## Exercise instructions
Which lines of the listing below contain the word "username"? Copy each of them.

□ □ □ □ □ □ □

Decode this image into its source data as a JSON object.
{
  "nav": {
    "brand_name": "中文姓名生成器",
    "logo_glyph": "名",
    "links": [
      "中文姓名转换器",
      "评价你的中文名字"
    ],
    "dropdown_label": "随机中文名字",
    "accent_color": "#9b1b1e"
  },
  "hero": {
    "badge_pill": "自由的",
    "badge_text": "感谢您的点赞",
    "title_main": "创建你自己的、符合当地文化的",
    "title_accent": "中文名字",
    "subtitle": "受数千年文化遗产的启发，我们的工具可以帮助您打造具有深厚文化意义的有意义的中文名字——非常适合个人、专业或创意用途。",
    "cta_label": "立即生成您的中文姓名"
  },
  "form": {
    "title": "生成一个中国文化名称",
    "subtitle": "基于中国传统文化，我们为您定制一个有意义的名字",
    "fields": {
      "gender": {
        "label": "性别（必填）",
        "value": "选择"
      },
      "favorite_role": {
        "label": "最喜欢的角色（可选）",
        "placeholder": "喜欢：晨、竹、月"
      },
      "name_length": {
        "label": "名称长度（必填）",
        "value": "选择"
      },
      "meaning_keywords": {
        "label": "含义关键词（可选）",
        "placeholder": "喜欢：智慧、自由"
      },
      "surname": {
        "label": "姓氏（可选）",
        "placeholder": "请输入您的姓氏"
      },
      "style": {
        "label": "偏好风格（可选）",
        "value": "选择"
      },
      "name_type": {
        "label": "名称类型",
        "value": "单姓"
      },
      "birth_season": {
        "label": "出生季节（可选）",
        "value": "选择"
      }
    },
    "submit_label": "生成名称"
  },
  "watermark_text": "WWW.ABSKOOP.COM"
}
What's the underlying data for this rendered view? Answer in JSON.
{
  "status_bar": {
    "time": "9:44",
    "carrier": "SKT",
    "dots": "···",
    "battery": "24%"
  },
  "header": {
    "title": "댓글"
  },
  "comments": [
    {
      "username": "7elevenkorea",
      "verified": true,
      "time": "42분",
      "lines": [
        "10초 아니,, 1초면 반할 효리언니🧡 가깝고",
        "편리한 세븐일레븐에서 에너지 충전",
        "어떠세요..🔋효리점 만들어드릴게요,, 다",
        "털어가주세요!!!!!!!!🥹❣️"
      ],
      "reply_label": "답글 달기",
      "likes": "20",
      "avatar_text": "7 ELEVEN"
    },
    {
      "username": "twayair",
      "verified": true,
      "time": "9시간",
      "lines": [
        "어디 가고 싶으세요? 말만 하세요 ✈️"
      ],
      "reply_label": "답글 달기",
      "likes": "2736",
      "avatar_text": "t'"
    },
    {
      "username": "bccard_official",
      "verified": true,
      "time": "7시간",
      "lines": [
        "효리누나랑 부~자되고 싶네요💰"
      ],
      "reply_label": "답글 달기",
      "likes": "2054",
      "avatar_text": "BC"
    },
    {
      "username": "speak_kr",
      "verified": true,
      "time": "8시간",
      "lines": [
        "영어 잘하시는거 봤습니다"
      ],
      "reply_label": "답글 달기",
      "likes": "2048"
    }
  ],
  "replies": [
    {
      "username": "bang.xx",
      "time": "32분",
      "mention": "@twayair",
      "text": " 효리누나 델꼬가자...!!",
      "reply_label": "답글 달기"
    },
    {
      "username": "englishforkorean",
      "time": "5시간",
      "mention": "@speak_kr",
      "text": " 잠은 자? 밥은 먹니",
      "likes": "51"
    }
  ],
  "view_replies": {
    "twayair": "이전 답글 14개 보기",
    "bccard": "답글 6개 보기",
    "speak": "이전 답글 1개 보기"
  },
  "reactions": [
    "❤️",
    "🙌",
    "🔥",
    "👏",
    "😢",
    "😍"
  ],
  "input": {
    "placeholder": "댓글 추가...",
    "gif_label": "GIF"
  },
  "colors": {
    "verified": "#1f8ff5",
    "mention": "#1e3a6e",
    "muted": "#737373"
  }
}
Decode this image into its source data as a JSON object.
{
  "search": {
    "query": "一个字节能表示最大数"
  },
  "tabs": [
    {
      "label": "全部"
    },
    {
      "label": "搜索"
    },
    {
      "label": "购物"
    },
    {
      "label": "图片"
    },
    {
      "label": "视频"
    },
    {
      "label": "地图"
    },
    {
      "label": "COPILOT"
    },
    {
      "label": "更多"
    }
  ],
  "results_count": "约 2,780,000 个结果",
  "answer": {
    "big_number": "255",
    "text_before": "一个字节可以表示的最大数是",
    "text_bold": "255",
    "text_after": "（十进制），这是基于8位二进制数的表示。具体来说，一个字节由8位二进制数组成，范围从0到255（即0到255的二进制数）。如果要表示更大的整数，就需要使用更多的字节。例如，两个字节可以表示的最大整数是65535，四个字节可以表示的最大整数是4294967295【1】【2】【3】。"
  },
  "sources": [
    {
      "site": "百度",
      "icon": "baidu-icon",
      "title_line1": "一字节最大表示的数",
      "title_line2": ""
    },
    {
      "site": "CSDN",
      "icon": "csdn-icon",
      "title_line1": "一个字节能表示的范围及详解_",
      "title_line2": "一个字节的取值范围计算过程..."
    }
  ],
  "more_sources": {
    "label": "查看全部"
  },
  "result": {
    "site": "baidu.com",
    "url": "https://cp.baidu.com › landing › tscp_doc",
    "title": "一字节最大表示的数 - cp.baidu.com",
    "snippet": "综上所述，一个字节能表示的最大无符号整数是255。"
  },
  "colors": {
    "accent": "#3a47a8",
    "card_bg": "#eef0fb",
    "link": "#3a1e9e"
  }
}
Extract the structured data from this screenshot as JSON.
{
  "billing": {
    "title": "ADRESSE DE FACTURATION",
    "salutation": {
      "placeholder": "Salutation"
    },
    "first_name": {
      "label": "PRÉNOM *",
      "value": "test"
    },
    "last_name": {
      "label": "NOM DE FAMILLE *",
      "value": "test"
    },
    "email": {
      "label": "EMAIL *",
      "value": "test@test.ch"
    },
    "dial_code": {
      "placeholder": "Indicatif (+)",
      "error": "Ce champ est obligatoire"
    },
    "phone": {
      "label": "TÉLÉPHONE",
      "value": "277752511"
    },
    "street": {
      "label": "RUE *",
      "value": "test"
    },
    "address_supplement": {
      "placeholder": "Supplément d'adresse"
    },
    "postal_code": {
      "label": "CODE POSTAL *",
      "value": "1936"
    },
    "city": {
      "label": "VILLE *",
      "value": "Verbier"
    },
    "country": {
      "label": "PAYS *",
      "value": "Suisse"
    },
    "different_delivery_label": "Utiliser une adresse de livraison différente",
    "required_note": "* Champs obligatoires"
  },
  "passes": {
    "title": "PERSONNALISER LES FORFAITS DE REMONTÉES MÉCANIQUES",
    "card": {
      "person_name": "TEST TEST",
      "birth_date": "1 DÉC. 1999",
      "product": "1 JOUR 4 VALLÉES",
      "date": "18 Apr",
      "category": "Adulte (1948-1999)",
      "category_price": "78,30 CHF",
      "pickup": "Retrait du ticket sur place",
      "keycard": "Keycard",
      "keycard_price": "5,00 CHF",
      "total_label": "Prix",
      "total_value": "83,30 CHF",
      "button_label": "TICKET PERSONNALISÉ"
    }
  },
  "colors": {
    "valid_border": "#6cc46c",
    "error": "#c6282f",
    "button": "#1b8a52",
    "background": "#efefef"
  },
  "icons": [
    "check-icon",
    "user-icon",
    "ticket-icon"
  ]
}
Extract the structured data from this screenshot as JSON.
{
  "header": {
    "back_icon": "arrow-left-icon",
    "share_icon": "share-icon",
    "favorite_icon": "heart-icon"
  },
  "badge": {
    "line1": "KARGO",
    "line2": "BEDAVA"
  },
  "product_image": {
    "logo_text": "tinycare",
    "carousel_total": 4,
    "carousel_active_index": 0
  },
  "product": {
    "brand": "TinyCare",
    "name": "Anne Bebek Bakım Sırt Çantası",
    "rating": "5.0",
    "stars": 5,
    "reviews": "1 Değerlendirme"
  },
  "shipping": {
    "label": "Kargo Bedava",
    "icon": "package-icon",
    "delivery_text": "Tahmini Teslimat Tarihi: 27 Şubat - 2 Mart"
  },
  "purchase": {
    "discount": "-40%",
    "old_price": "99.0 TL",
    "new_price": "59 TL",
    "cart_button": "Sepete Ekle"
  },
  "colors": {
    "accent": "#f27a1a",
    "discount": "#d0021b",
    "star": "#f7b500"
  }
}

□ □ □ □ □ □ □

## Solved exercise
      "username": "7elevenkorea",
      "username": "twayair",
      "username": "bccard_official",
      "username": "speak_kr",
      "username": "bang.xx",
      "username": "englishforkorean",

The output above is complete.